**Task goal:** Exact copies of all entries are expected.

**Input data:**
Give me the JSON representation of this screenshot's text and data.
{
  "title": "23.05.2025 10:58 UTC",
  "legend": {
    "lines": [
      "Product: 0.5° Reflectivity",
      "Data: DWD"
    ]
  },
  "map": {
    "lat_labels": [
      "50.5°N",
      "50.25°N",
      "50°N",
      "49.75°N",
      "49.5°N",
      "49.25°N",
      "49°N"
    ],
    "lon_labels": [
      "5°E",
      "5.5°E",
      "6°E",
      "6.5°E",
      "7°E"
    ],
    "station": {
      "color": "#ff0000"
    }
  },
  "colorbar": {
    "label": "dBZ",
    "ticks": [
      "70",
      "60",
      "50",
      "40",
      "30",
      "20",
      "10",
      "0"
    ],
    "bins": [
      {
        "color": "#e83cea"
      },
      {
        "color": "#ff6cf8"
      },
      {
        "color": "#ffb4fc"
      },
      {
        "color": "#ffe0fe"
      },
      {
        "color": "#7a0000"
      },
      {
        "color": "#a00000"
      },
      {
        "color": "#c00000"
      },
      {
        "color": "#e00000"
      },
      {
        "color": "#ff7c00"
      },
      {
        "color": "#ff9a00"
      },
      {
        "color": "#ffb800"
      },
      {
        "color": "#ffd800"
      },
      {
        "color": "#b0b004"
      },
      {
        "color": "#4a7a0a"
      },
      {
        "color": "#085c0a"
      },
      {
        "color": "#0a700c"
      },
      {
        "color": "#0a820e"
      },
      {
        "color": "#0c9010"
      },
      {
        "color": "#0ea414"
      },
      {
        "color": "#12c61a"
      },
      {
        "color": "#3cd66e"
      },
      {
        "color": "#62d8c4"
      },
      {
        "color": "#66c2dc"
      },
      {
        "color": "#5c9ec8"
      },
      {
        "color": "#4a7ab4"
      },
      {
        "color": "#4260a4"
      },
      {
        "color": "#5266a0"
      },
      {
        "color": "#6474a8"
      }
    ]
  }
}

**Exercise result:**
Give me the JSON representation of this screenshot's text and data.
{
  "title": "23.05.2025 10:58 UTC",
  "legend": {
    "lines": [
      "Product: 0.5° Reflectivity",
      "Data: DWD"
    ]
  },
  "map": {
    "lat_labels": [
      "50.5°N",
      "50.25°N",
      "50°N",
      "49.75°N",
      "49.5°N",
      "49.25°N",
      "49°N"
    ],
    "lon_labels": [
      "5°E",
      "5.5°E",
      "6°E",
      "6.5°E",
      "7°E"
    ],
    "station": {
      "color": "#ff0000"
    }
  },
  "colorbar": {
    "label": "dBZ",
    "ticks": [
      "70",
      "60",
      "50",
      "40",
      "30",
      "20",
      "10",
      "0"
    ],
    "bins": [
      {
        "color": "#e83cea"
      },
      {
        "color": "#ff6cf8"
      },
      {
        "color": "#ffb4fc"
      },
      {
        "color": "#ffe0fe"
      },
      {
        "color": "#7a0000"
      },
      {
        "color": "#a00000"
      },
      {
        "color": "#c00000"
      },
      {
        "color": "#e00000"
      },
      {
        "color": "#ff7c00"
      },
      {
        "color": "#ff9a00"
      },
      {
        "color": "#ffb800"
      },
      {
        "color": "#ffd800"
      },
      {
        "color": "#b0b004"
      },
      {
        "color": "#4a7a0a"
      },
      {
        "color": "#085c0a"
      },
      {
        "color": "#0a700c"
      },
      {
        "color": "#0a820e"
      },
      {
        "color": "#0c9010"
      },
      {
        "color": "#0ea414"
      },
      {
        "color": "#12c61a"
      },
      {
        "color": "#3cd66e"
      },
      {
        "color": "#62d8c4"
      },
      {
        "color": "#66c2dc"
      },
      {
        "color": "#5c9ec8"
      },
      {
        "color": "#4a7ab4"
      },
      {
        "color": "#4260a4"
      },
      {
        "color": "#5266a0"
      },
      {
        "color": "#6474a8"
      }
    ]
  }
}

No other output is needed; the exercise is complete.